“If corals are healthy and they’re not stressed out, then that poop is not a bad thing,” said Burkepile, a professor in the Department of Ecology, Evolution, and Marine Biology. It’s potentially even beneficial, providing important nutrients to the reef denizens.
“But when corals are stressed out, like during a marine heatwave,” he continued, “this natural, relatively benign interaction becomes something pretty malignant.”
The researchers knew that, in addition to nutrients, fish feces also contain potentially harmful bacteria. In fact, previous studies had shown a limited and temporary effect on the corals’ microbiomes. The scientists wondered whether changing environmental conditions could exacerbate this issue.
Lead author Leïla Ezzat, a postdoctoral researcher, along with her teammates collected individuals of the striated surgeonfish and fragments of lobe coral. They then took feces from the fish and placed it on coral fragments in four of the experiment’s eight tanks, leaving the coral in the other tanks as clean control subjects.
To study the effect of temperature, they raised half of the tanks in each group to 30° Celsius (86° Fahrenheit), while leaving the others at 26°C (78.8° F), the typical temperatures on the reef during that time of year. After two days the researchers removed the feces from the coral and took tissue samples. They repeated this sampling again after 5 days.
Regardless of the temperature, the researchers observed that the number of bacteria species increased on coral exposed to the fish droppings. That said, those in warmer water had more potentially pathogenic species.
Heat hampers corals’ ability to regulate their microbiomes, Burkepile explained. The fish feces aggravated this problem by adding new, possibly harmful, microbes to the corals’ systems.
In fact, Ezzat and her team noticed the coral had developed a small spot of bleached tissue around each area where a fish poop had been regardless of the temperature. When they looked at the microbiome of these bleached spots, they found that more feces was associated with more bacteria in these areas.
After removing the rest of the fish droppings 48 hours later, the team sought to determine whether temperature would affect the coral’s recovery.

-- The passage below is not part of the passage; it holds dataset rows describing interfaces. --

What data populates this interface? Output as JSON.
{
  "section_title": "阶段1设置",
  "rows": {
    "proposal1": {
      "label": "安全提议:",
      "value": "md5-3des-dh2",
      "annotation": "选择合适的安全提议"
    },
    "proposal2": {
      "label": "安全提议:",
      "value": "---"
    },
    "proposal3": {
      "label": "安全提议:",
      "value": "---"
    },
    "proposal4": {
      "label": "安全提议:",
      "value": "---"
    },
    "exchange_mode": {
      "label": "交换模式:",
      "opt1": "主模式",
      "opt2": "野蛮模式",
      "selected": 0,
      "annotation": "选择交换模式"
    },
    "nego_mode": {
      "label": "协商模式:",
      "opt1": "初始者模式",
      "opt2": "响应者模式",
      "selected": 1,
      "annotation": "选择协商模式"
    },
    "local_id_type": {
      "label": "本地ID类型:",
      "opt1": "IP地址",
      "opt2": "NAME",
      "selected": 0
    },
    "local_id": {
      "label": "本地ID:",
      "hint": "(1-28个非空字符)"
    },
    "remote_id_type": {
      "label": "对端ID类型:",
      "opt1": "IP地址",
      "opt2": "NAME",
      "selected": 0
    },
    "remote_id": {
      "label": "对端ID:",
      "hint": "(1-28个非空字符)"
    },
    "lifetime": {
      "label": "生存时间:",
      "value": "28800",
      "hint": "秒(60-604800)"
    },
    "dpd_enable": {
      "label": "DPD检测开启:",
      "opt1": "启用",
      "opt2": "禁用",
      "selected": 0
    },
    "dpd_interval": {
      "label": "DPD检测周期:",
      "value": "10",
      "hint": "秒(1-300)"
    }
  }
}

To this end, they tracked and compared the health of the coral fragments under the two temperature regimes.
“We observed that higher temperatures actually slow down coral tissue recovery, making the lesions from the feces slower to heal” Ezzat said.
As cold-blooded animals, corals’ metabolisms run faster and less efficiently in high temperatures. And since they’re not consuming significantly more food, they have less energy for other things like healing, Burkepile said.
The researchers are now interested in learning what potentially beneficial microbes the fish feces may spread from coral to coral. They also plan to investigate the different nutrients in fish feces, its possible importance for coral nutrition, as well as how it might help corals survive during stressful times like marine heatwaves.
Although the findings may seem small, they fit into a larger trend. “This is just one of the pervasive effects of global change,” Burkepile noted. “It takes these normal, natural interactions amongst organisms and it turns them into potentially harmful interactions.”